WHAT THIS TASK INVOLVES:
Check each line of the entries for "Configure" and report the ones that have it.

** Opening PROVIDED RECORDS block **

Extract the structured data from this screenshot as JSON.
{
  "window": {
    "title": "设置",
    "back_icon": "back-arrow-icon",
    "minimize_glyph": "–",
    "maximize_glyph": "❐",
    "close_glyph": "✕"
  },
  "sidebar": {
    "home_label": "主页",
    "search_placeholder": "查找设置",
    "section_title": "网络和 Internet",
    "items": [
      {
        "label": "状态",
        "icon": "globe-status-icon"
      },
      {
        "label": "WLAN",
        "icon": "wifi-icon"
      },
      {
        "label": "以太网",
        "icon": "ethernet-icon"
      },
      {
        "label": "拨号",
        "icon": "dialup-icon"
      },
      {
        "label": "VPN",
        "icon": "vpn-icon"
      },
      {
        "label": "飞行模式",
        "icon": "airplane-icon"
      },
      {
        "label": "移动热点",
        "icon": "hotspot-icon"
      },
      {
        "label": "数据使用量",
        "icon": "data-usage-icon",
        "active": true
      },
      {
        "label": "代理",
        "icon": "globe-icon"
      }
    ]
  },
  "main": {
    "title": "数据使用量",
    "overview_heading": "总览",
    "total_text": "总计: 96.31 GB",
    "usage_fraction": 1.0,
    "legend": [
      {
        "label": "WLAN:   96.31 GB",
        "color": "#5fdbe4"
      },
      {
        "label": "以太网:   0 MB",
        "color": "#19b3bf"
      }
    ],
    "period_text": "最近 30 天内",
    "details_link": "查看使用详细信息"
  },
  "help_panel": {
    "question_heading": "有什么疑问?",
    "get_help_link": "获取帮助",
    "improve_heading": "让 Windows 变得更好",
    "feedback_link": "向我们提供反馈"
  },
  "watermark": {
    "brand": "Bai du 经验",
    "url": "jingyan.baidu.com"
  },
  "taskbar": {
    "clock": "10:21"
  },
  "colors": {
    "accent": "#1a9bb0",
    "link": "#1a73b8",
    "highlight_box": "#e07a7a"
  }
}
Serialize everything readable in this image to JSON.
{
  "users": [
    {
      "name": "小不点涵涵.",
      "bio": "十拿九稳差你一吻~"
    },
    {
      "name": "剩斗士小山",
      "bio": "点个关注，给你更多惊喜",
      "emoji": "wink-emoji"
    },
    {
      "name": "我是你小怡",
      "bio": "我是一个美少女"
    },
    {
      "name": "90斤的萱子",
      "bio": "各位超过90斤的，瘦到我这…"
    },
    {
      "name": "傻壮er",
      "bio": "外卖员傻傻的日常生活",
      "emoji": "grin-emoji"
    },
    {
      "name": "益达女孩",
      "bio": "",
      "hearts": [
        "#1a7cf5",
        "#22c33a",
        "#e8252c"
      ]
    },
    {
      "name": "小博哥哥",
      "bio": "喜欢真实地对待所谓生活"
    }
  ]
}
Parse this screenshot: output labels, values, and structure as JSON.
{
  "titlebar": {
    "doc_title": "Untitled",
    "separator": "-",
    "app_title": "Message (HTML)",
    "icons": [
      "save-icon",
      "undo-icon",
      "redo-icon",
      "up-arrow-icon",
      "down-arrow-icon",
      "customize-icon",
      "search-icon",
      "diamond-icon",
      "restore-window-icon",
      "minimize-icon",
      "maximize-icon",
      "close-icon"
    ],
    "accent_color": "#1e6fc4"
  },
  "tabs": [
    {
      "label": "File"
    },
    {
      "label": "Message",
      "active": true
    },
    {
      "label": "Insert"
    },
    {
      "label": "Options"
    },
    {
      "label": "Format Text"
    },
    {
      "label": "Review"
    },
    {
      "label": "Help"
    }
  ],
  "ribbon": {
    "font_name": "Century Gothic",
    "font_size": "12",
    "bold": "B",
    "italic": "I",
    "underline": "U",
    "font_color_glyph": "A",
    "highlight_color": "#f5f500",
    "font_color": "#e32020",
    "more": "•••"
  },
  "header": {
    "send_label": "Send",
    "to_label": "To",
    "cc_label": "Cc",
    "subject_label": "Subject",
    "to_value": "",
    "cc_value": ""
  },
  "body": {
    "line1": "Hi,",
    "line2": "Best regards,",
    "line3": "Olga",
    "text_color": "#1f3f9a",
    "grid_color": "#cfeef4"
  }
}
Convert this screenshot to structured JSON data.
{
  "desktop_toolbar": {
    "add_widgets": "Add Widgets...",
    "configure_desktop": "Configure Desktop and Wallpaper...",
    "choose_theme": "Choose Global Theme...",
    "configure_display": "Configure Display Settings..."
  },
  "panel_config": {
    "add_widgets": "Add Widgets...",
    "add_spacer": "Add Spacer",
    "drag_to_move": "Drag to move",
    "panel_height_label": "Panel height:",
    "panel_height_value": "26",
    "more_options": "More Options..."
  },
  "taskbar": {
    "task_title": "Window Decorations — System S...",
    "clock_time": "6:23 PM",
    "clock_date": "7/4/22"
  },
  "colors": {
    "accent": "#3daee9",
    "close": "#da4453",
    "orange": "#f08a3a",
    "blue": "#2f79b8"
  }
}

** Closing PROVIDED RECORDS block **

OUTPUT FOR THIS TASK:
    "configure_desktop": "Configure Desktop and Wallpaper...",
    "configure_display": "Configure Display Settings..."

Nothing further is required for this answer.